Activity: Your answer must be an exact copy of the listing below.

Source data:
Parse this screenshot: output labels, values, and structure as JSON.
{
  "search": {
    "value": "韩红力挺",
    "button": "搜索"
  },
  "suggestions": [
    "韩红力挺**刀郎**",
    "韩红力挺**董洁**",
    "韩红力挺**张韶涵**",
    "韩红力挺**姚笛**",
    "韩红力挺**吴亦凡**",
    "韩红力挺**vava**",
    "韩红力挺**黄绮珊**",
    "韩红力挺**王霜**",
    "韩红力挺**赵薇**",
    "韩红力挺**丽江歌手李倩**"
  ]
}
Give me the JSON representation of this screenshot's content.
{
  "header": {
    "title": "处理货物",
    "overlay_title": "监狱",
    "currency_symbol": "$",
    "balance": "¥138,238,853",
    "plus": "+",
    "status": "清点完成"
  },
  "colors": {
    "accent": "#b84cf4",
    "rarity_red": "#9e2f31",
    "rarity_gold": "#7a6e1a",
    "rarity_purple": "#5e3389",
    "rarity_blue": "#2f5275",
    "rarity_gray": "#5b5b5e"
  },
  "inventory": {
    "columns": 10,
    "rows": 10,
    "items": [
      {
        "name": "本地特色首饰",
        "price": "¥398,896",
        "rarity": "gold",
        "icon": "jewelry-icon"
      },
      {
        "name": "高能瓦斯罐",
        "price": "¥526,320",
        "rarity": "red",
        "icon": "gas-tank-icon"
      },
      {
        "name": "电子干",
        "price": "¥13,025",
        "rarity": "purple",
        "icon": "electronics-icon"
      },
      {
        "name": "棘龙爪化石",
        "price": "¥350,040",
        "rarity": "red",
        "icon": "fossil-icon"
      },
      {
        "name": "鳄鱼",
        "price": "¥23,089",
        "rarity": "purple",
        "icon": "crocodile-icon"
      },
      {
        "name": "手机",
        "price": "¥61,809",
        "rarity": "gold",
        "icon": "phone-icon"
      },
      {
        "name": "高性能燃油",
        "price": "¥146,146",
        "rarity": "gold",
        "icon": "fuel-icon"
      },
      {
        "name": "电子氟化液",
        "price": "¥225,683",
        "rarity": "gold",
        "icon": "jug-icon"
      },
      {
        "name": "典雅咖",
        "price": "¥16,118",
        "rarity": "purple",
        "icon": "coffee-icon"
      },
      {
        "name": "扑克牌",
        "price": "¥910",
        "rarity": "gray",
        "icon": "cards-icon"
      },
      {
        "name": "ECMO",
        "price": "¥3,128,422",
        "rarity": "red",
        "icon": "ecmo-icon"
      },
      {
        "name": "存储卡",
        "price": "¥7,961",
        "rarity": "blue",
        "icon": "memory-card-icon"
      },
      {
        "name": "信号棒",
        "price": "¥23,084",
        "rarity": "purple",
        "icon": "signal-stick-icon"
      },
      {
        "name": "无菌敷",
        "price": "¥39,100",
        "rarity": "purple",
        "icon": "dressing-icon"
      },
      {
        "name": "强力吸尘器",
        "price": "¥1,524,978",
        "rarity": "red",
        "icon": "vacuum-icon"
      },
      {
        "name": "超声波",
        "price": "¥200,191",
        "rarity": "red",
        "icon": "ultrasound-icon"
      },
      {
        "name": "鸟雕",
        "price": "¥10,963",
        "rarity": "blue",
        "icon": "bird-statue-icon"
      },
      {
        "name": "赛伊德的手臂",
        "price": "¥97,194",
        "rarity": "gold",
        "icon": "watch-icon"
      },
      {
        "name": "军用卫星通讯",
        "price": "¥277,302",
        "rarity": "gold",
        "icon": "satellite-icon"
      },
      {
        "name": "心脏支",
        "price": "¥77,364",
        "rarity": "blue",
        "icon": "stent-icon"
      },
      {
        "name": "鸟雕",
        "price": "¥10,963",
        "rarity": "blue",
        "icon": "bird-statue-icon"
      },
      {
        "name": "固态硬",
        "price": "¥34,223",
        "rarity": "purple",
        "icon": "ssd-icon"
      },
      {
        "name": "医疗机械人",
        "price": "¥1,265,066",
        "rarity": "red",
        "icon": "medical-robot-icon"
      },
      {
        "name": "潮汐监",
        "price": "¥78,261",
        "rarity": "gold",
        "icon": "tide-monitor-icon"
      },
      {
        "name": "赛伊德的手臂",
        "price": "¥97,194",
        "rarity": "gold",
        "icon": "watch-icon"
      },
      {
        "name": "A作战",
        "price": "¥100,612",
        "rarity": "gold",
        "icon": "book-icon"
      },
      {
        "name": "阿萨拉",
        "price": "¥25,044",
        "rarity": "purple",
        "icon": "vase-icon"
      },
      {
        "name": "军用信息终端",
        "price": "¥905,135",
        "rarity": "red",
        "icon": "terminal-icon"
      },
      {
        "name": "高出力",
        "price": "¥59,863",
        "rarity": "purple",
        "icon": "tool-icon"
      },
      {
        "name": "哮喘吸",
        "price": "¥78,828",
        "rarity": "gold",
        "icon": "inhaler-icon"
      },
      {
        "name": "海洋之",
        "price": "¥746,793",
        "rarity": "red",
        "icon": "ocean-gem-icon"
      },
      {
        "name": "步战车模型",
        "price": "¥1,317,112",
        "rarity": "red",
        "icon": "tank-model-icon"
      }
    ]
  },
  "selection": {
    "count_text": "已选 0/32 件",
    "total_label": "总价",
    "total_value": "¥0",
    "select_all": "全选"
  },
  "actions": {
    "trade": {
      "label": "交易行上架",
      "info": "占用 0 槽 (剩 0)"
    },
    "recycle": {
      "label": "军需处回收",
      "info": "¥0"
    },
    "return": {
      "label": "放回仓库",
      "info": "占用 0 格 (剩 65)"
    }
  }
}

Task output:
Parse this screenshot: output labels, values, and structure as JSON.
{
  "search": {
    "value": "韩红力挺",
    "button": "搜索"
  },
  "suggestions": [
    "韩红力挺**刀郎**",
    "韩红力挺**董洁**",
    "韩红力挺**张韶涵**",
    "韩红力挺**姚笛**",
    "韩红力挺**吴亦凡**",
    "韩红力挺**vava**",
    "韩红力挺**黄绮珊**",
    "韩红力挺**王霜**",
    "韩红力挺**赵薇**",
    "韩红力挺**丽江歌手李倩**"
  ]
}
Give me the JSON representation of this screenshot's content.
{
  "header": {
    "title": "处理货物",
    "overlay_title": "监狱",
    "currency_symbol": "$",
    "balance": "¥138,238,853",
    "plus": "+",
    "status": "清点完成"
  },
  "colors": {
    "accent": "#b84cf4",
    "rarity_red": "#9e2f31",
    "rarity_gold": "#7a6e1a",
    "rarity_purple": "#5e3389",
    "rarity_blue": "#2f5275",
    "rarity_gray": "#5b5b5e"
  },
  "inventory": {
    "columns": 10,
    "rows": 10,
    "items": [
      {
        "name": "本地特色首饰",
        "price": "¥398,896",
        "rarity": "gold",
        "icon": "jewelry-icon"
      },
      {
        "name": "高能瓦斯罐",
        "price": "¥526,320",
        "rarity": "red",
        "icon": "gas-tank-icon"
      },
      {
        "name": "电子干",
        "price": "¥13,025",
        "rarity": "purple",
        "icon": "electronics-icon"
      },
      {
        "name": "棘龙爪化石",
        "price": "¥350,040",
        "rarity": "red",
        "icon": "fossil-icon"
      },
      {
        "name": "鳄鱼",
        "price": "¥23,089",
        "rarity": "purple",
        "icon": "crocodile-icon"
      },
      {
        "name": "手机",
        "price": "¥61,809",
        "rarity": "gold",
        "icon": "phone-icon"
      },
      {
        "name": "高性能燃油",
        "price": "¥146,146",
        "rarity": "gold",
        "icon": "fuel-icon"
      },
      {
        "name": "电子氟化液",
        "price": "¥225,683",
        "rarity": "gold",
        "icon": "jug-icon"
      },
      {
        "name": "典雅咖",
        "price": "¥16,118",
        "rarity": "purple",
        "icon": "coffee-icon"
      },
      {
        "name": "扑克牌",
        "price": "¥910",
        "rarity": "gray",
        "icon": "cards-icon"
      },
      {
        "name": "ECMO",
        "price": "¥3,128,422",
        "rarity": "red",
        "icon": "ecmo-icon"
      },
      {
        "name": "存储卡",
        "price": "¥7,961",
        "rarity": "blue",
        "icon": "memory-card-icon"
      },
      {
        "name": "信号棒",
        "price": "¥23,084",
        "rarity": "purple",
        "icon": "signal-stick-icon"
      },
      {
        "name": "无菌敷",
        "price": "¥39,100",
        "rarity": "purple",
        "icon": "dressing-icon"
      },
      {
        "name": "强力吸尘器",
        "price": "¥1,524,978",
        "rarity": "red",
        "icon": "vacuum-icon"
      },
      {
        "name": "超声波",
        "price": "¥200,191",
        "rarity": "red",
        "icon": "ultrasound-icon"
      },
      {
        "name": "鸟雕",
        "price": "¥10,963",
        "rarity": "blue",
        "icon": "bird-statue-icon"
      },
      {
        "name": "赛伊德的手臂",
        "price": "¥97,194",
        "rarity": "gold",
        "icon": "watch-icon"
      },
      {
        "name": "军用卫星通讯",
        "price": "¥277,302",
        "rarity": "gold",
        "icon": "satellite-icon"
      },
      {
        "name": "心脏支",
        "price": "¥77,364",
        "rarity": "blue",
        "icon": "stent-icon"
      },
      {
        "name": "鸟雕",
        "price": "¥10,963",
        "rarity": "blue",
        "icon": "bird-statue-icon"
      },
      {
        "name": "固态硬",
        "price": "¥34,223",
        "rarity": "purple",
        "icon": "ssd-icon"
      },
      {
        "name": "医疗机械人",
        "price": "¥1,265,066",
        "rarity": "red",
        "icon": "medical-robot-icon"
      },
      {
        "name": "潮汐监",
        "price": "¥78,261",
        "rarity": "gold",
        "icon": "tide-monitor-icon"
      },
      {
        "name": "赛伊德的手臂",
        "price": "¥97,194",
        "rarity": "gold",
        "icon": "watch-icon"
      },
      {
        "name": "A作战",
        "price": "¥100,612",
        "rarity": "gold",
        "icon": "book-icon"
      },
      {
        "name": "阿萨拉",
        "price": "¥25,044",
        "rarity": "purple",
        "icon": "vase-icon"
      },
      {
        "name": "军用信息终端",
        "price": "¥905,135",
        "rarity": "red",
        "icon": "terminal-icon"
      },
      {
        "name": "高出力",
        "price": "¥59,863",
        "rarity": "purple",
        "icon": "tool-icon"
      },
      {
        "name": "哮喘吸",
        "price": "¥78,828",
        "rarity": "gold",
        "icon": "inhaler-icon"
      },
      {
        "name": "海洋之",
        "price": "¥746,793",
        "rarity": "red",
        "icon": "ocean-gem-icon"
      },
      {
        "name": "步战车模型",
        "price": "¥1,317,112",
        "rarity": "red",
        "icon": "tank-model-icon"
      }
    ]
  },
  "selection": {
    "count_text": "已选 0/32 件",
    "total_label": "总价",
    "total_value": "¥0",
    "select_all": "全选"
  },
  "actions": {
    "trade": {
      "label": "交易行上架",
      "info": "占用 0 槽 (剩 0)"
    },
    "recycle": {
      "label": "军需处回收",
      "info": "¥0"
    },
    "return": {
      "label": "放回仓库",
      "info": "占用 0 格 (剩 65)"
    }
  }
}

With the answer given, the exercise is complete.